The snow line also remains above Nangpa La (5800 m) on January 17, 100 m higher than on October 13 when the snow line was at 5700 m, see below. Bolch et al (2011) indicated thinning on Khumbu Glacier was greatest in the clean ice zone, above the debris cover and below the snow line. This is both because of the higher albedo increasing the amount of solar radiation absorbed versus snowcover and the lack of an insulating debris cover. The rising snow line elevation has in the short term expanded this zone and bare ice is more susceptible to melt in the dry, sunny conditions of winter as temperatures are near 0 C.
Mount Everest glaciers are summer accumulation type glaciers with ~75% of annual precipitation occurring during the summer monsoon, which is also the period of maximum melt lower on the glaciers (Wagnon et al 2013; Perry et al 2020). The freezing limit in summer separates the region where frozen precipitation or liquid precipitation predominates. Bocchiola et al (2020) report that on West Kangri Nup Glacier, tributary to Khumbu Glacier, in the 5400-5500 m range significant accumulation is no longer being retained through the summer monsoon, indicating the recent freezing limit. Perry et al (2020) identified a ~100 m rise in summer freezing level since 1980, to ~5400 m in the Mount Everest region, using ERA5 June, July, August, and September freezing-level heights.
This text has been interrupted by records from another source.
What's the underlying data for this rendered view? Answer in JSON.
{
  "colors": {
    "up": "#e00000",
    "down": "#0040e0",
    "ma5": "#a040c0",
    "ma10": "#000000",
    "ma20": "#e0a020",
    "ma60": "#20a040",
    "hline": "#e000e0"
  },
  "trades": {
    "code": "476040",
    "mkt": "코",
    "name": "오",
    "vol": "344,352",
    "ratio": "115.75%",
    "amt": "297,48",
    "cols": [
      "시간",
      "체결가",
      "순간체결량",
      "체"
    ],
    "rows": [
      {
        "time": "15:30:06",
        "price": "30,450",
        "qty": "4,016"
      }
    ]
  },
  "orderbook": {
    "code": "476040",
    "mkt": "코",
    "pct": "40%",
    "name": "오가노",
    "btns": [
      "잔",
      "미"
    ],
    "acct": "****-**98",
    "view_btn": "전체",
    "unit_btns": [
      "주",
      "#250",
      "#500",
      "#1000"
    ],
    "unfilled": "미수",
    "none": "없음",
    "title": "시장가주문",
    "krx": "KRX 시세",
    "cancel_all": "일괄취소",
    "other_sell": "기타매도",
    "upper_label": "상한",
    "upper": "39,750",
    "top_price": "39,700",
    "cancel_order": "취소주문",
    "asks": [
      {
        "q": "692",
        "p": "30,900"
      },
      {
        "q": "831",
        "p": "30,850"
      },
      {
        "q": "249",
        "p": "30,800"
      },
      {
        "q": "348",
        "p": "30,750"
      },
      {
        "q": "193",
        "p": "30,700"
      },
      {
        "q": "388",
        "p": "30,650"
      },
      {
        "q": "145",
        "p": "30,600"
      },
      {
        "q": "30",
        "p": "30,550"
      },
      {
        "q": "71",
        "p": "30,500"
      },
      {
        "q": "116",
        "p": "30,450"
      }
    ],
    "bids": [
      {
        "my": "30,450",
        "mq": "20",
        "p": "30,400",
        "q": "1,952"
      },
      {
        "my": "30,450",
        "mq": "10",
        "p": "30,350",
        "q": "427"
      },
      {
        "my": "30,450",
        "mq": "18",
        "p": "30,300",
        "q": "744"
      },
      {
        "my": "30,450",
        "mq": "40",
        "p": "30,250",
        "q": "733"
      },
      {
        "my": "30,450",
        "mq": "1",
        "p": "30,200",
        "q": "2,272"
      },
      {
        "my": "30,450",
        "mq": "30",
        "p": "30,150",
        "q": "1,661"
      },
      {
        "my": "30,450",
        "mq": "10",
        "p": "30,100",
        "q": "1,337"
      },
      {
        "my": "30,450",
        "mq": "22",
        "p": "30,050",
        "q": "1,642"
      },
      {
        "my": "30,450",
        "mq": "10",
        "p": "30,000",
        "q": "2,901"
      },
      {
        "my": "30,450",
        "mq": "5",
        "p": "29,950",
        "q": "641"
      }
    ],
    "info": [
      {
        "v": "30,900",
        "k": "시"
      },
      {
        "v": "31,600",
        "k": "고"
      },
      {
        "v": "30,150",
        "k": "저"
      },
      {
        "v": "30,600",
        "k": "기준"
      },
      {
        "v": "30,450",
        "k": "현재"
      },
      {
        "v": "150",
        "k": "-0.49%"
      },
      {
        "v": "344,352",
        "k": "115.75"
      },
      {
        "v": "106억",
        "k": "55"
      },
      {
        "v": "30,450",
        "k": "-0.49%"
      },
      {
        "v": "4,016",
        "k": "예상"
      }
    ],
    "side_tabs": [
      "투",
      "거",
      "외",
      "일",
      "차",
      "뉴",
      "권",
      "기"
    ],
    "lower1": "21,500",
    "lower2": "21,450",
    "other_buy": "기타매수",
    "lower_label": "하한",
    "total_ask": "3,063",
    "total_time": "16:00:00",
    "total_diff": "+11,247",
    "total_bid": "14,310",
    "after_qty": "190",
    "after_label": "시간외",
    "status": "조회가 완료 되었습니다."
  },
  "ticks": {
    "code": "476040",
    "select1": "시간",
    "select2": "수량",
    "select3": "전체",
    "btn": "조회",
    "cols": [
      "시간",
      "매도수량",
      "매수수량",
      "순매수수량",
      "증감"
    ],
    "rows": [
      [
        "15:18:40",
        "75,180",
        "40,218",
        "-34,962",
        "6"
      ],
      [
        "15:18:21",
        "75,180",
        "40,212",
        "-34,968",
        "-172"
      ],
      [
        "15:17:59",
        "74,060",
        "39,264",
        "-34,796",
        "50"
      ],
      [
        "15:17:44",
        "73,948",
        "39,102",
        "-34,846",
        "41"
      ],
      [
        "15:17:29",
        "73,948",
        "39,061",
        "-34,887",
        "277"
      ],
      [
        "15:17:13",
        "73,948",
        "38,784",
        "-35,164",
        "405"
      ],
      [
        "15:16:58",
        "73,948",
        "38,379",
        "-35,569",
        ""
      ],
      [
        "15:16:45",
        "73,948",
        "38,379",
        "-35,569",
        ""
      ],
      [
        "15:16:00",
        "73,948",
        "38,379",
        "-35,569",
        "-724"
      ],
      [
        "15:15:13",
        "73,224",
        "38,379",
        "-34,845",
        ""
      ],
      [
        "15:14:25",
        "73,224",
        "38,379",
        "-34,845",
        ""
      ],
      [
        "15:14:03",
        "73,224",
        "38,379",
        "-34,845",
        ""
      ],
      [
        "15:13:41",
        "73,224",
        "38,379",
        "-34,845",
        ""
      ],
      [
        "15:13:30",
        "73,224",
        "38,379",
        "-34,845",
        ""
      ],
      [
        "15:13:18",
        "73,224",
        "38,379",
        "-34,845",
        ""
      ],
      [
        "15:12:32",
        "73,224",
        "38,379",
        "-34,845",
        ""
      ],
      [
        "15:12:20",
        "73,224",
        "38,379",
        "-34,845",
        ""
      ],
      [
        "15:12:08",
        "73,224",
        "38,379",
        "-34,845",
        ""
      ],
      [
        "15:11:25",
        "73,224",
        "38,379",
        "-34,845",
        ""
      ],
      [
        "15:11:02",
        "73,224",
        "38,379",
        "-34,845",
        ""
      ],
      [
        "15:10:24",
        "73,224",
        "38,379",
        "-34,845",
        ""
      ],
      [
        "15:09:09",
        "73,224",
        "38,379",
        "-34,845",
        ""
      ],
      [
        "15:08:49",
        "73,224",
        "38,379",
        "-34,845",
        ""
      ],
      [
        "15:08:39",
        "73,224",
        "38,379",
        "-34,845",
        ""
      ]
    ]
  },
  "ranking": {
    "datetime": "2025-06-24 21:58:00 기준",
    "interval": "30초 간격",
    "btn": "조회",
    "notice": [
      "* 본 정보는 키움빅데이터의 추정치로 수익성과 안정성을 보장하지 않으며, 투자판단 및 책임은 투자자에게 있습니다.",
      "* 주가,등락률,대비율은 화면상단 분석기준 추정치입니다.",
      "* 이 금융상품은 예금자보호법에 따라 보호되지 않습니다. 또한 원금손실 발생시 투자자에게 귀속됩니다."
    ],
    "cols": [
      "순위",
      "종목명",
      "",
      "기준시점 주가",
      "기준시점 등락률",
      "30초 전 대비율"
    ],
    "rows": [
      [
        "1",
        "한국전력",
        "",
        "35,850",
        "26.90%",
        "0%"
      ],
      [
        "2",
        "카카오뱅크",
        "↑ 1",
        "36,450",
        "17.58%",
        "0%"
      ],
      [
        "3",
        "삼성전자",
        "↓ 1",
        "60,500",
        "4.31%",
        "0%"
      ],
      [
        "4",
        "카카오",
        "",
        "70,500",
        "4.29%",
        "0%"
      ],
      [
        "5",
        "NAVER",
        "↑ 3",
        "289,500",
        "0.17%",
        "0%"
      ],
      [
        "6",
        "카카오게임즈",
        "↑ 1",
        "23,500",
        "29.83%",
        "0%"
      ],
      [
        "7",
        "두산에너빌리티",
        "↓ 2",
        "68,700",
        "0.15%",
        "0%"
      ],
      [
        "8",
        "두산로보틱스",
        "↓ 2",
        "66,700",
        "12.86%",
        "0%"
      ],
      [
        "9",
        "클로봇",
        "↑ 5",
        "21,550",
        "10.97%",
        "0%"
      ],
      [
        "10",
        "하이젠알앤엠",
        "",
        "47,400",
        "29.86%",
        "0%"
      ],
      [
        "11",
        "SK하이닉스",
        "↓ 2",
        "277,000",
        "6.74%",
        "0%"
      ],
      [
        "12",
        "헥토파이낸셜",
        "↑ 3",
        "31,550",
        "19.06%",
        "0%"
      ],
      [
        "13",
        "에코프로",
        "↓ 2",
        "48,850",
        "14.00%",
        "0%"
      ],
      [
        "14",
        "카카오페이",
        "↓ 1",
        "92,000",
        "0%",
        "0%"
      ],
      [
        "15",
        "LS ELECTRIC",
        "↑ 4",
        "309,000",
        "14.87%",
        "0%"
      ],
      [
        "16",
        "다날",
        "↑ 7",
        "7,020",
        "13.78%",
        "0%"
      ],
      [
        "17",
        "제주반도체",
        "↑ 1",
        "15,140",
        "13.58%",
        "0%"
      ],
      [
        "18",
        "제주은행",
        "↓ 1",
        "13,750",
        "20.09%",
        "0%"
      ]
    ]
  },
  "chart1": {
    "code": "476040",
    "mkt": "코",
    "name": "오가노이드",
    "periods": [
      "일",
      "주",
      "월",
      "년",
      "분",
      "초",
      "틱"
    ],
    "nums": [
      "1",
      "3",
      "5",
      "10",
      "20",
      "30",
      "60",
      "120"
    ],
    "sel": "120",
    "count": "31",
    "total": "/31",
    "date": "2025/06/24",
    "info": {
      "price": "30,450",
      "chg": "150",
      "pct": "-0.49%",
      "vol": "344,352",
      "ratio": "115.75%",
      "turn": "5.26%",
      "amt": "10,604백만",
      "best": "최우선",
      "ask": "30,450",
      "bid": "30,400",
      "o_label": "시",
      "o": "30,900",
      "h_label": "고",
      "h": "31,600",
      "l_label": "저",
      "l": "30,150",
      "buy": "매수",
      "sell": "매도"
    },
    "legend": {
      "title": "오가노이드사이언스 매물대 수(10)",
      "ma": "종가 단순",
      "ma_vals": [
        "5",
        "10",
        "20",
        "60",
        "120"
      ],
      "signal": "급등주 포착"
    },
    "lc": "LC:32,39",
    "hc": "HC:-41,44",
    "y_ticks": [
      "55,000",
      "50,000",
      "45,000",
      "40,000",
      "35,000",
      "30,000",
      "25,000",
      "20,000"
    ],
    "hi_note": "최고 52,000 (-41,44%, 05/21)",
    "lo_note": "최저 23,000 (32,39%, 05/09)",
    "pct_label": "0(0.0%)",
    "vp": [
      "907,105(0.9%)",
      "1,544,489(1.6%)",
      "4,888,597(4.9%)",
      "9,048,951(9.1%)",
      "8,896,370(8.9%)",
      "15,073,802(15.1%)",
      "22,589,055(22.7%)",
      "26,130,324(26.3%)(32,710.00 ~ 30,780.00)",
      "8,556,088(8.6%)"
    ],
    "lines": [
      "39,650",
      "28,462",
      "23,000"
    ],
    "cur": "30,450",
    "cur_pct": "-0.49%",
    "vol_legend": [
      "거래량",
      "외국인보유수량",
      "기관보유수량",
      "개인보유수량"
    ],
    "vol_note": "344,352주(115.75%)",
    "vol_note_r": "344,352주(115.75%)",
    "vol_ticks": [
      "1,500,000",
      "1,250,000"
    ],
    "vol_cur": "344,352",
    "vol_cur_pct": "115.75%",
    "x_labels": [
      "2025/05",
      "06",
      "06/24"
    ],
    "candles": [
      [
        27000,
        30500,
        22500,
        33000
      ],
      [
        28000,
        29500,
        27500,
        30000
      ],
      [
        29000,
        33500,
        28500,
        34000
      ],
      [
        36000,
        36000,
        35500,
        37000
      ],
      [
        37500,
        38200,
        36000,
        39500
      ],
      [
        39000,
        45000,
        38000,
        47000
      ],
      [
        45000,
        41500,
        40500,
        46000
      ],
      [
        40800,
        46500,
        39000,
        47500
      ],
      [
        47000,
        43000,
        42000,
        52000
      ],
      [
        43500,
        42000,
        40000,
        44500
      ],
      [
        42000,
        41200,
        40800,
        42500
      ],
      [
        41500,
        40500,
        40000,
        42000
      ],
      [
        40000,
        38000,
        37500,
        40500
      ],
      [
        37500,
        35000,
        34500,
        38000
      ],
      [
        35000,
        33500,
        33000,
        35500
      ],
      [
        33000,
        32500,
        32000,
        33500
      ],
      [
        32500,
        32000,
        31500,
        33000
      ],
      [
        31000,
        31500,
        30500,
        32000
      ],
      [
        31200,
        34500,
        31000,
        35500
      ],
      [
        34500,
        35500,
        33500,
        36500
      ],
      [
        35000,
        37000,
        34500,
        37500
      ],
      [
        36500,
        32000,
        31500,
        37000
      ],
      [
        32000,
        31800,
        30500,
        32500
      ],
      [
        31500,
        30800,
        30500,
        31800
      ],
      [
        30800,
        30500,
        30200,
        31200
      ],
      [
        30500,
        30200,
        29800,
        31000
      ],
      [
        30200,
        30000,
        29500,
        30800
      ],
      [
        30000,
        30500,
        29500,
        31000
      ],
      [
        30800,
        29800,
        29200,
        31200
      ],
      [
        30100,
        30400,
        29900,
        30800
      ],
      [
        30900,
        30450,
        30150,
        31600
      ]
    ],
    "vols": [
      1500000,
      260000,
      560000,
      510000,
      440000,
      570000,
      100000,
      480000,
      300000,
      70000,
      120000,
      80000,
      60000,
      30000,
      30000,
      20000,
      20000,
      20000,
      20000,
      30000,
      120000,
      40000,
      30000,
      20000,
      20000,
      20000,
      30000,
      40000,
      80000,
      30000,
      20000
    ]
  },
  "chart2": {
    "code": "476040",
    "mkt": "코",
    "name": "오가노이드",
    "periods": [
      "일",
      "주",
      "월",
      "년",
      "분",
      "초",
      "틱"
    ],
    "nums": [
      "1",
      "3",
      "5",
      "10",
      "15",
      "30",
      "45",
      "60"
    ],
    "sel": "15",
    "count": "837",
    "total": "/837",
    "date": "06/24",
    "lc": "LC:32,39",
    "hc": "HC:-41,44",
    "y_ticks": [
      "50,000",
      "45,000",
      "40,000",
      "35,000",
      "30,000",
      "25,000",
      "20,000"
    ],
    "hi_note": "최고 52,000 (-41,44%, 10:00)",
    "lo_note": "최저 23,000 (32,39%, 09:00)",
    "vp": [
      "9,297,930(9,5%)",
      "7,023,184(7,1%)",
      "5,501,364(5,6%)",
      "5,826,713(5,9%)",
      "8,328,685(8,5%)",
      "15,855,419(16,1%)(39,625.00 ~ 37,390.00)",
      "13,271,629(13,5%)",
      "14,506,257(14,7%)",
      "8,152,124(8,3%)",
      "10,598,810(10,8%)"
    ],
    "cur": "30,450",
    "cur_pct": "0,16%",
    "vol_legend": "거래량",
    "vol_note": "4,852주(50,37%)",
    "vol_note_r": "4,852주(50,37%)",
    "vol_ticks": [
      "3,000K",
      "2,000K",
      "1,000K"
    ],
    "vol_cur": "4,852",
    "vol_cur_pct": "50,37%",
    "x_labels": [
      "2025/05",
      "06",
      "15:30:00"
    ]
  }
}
The rising freezing level is also evident in the ELA on Mera Glacier measured in October where Wagnon et al (2020) note that from 2008-2016 the ELA ranged from 5335-5680 m, and then rose to above 5700 m each year from 2017-2019.
October has been considered the end of the melt season in the region with little precipitation in the post monsoon and early winter season (October-December), averaging just ~3% of the total annual precipitation (Perry et al 2020). Winters (December-February) have been characterized as cold and dry, though they do have the most variable precipitation (Wagnon et al 2020). Salerno et al (2015) noted that winter ablation was only significant near the terminus of glaciers on the southern flank of Mount Everest. Litt et al (2019) use a glacier mass balance ablation model that does not account for potential winter ablation over much of the glacier. Sherpa et al (2017) examining the mass balance of Changri Nup concluded that winter mass balance is close to zero at all elevations based on the 2010-2015 period. The assumption that the ablation season ends in October, appears appropriate prior to the last decade. It is acknowledged that sublimation did occur in winter, but that was secondary to winter accumulation. Wagnon et al (2013) noted that ablation was significant in the ablation zone during the four winters surveyed from 2009-2012 at 5505 m on Mera Glacier in the Dudh Koshi Basin that Mount Everest south side drains into. This indicates that at least in recent years we need to account for winter ablation on Himalayan glaciers and the new high elevation weather record from Mount Everest are key to this Matthews et al (2020).
Nanpa La (NPL) and Nup La (NL) in October 13, 2020 and January 17, 2021 Landsat imagery indicating the snow line rise that has persisted into mid- winter. Snow line indicated by yellow dots.
Daily Photograph from the Rolex National Geographic Perpetual Planet expedition Base Camp weather station on January 22, indicating the lack of snowcover on the bare rock surfaces in foreground.